He worked in every department, became one of the most promising assistants, and was sent by the company to Wahl-Henius Academy in Chicago in 1892. A few months after his return he was made brewmaster of the plant.
His scholarly work at Wahl-Henius had taught him many things of scientific nature and had given him a formula for brewing a perfect bottled beer.
Although the company had put out bottled beer, they looked to him to brew a brand by which their name could be best known.
With selected raw materials, with yeast cultured in the plant, and with the skill of his academic education "Gus" Fritz started a brew. It aged six months before it was ready for bottling, Fritz recalls. In the meantime, various names had been submitted for it, since it was the first fancy beer the company had ventured. Finally, the name "Tech," with a Scotch plaid label, was chosen as the insignia.
Somewhere in the long forgotten lanes of memory, Fritz recalls that Carnegie Tech didn't like the idea of a beer labeled "Tech" but since the word stood alone without reference to any technical school, nothing could be done about it.
Parade Introduced Beer
A gala parade with horses and wagons, a band and much fanfare, marked the introduction of "Tech" beer.
Later the formula was amended when people complained that, although it was good, they could not drink much of it because it was "too strong." Brewmaster Fritz made it to suit the public taste.
At the height of his career as brewmaster, Gustav Fritz had 400 men employed under him. He recalls the bar in the center of the plant where his workmen were given their gallon of beer a day. Of course, the whole gallon was not dispensed at once; it was served in quart measures four times a day.
The bar, with a barkeeper installed behind it, was built so workmen would not be tempted to dip in their steins at any place where there was a spigot, Fritz explained.
There was a 120,000-barrel storage at the Iron City Brewery, with an average of 60,000 to 80,000 barrels stored there all the time. Contents of the 70,000 or some odd full barrels left when prohibition turned a nation dry, were dealcoholized for the making of near-beer.
Seeks to Prevent Misuse
Much as he wants beer to return, Gustav Fritz is anxious that its distributing be right. If it isn't, he fears the same conditions will arise that prompted the Eighteenth Amendment.
"If beer is used right instead of misused, it will be perfect for the nation," Fritz said. "Saloons, I believe, should be run on the same system as banks.
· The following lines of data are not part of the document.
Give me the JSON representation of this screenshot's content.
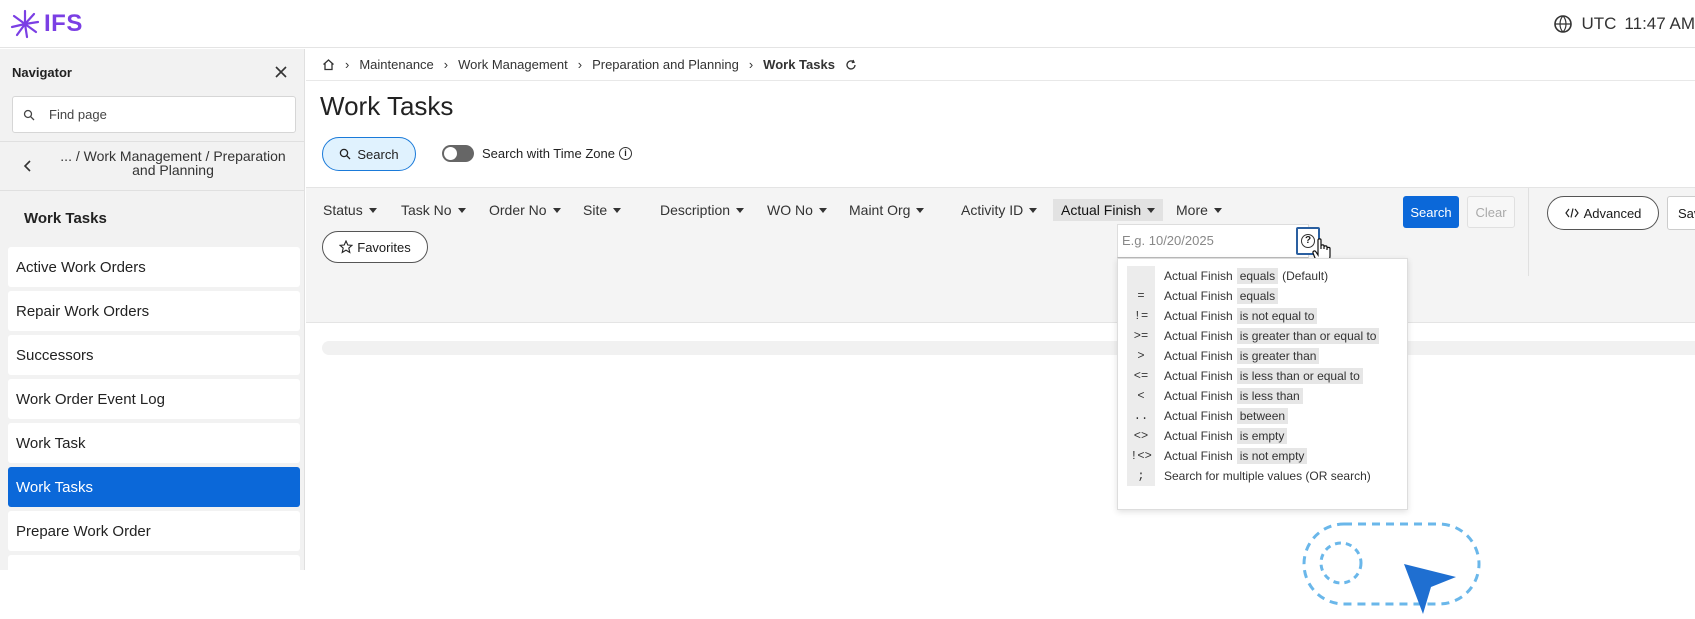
{
  "app": {
    "logo_text": "IFS",
    "timezone": "UTC",
    "time": "11:47 AM"
  },
  "navigator": {
    "title": "Navigator",
    "search_placeholder": "Find page",
    "crumb": "... / Work Management / Preparation and Planning",
    "section": "Work Tasks",
    "items": [
      {
        "label": "Active Work Orders",
        "active": false
      },
      {
        "label": "Repair Work Orders",
        "active": false
      },
      {
        "label": "Successors",
        "active": false
      },
      {
        "label": "Work Order Event Log",
        "active": false
      },
      {
        "label": "Work Task",
        "active": false
      },
      {
        "label": "Work Tasks",
        "active": true
      },
      {
        "label": "Prepare Work Order",
        "active": false
      }
    ]
  },
  "breadcrumb": {
    "items": [
      "Maintenance",
      "Work Management",
      "Preparation and Planning"
    ],
    "current": "Work Tasks"
  },
  "page": {
    "title": "Work Tasks",
    "search_button": "Search",
    "timezone_toggle_label": "Search with Time Zone"
  },
  "filters": {
    "items": [
      "Status",
      "Task No",
      "Order No",
      "Site",
      "Description",
      "WO No",
      "Maint Org",
      "Activity ID",
      "Actual Finish",
      "More"
    ],
    "active": "Actual Finish",
    "search_button": "Search",
    "clear_button": "Clear",
    "advanced_button": "Advanced",
    "save_button": "Save",
    "favorites_button": "Favorites"
  },
  "popup": {
    "input_placeholder": "E.g. 10/20/2025",
    "field": "Actual Finish",
    "operators": [
      {
        "symbol": "",
        "word": "equals",
        "extra": "(Default)"
      },
      {
        "symbol": "=",
        "word": "equals",
        "extra": ""
      },
      {
        "symbol": "!=",
        "word": "is not equal to",
        "extra": ""
      },
      {
        "symbol": ">=",
        "word": "is greater than or equal to",
        "extra": ""
      },
      {
        "symbol": ">",
        "word": "is greater than",
        "extra": ""
      },
      {
        "symbol": "<=",
        "word": "is less than or equal to",
        "extra": ""
      },
      {
        "symbol": "<",
        "word": "is less than",
        "extra": ""
      },
      {
        "symbol": "..",
        "word": "between",
        "extra": ""
      },
      {
        "symbol": "<>",
        "word": "is empty",
        "extra": ""
      },
      {
        "symbol": "!<>",
        "word": "is not empty",
        "extra": ""
      }
    ],
    "or_symbol": ";",
    "or_text": "Search for multiple values (OR search)"
  },
  "colors": {
    "brand": "#7b3fe4",
    "primary": "#0b68d9",
    "search_bg": "#e0f2fe"
  }
}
In a bank one transacts business at the desk and when through, leaves. A saloon should be regulated so that customers will leave after drinking, instead of lingering in back rooms to sample additional glasses."
Gustav Fritz's home in Valencia, set in spacious acres, provides activity for him in his leisure years. He has a hive of bees and a kitchen garden that even this late in the year is thriving with greens. He has a cow, too. Frequently, Mrs. Fritz churns butter, so that the family of two, the braumeister and herself, have products from their own small farm for the table.
Yet, no matter how pleasant this country life may be, Fritz is impatient to be back at a brewery.
"It's like this," he said. "After a wagon has been in a rut a long time, it it is jerked from the rut abruptly, it overturns. Perhaps the same applies to me. I was in the business as brewmaster so long that I'll never be content at anything else. I hope I may go back into it."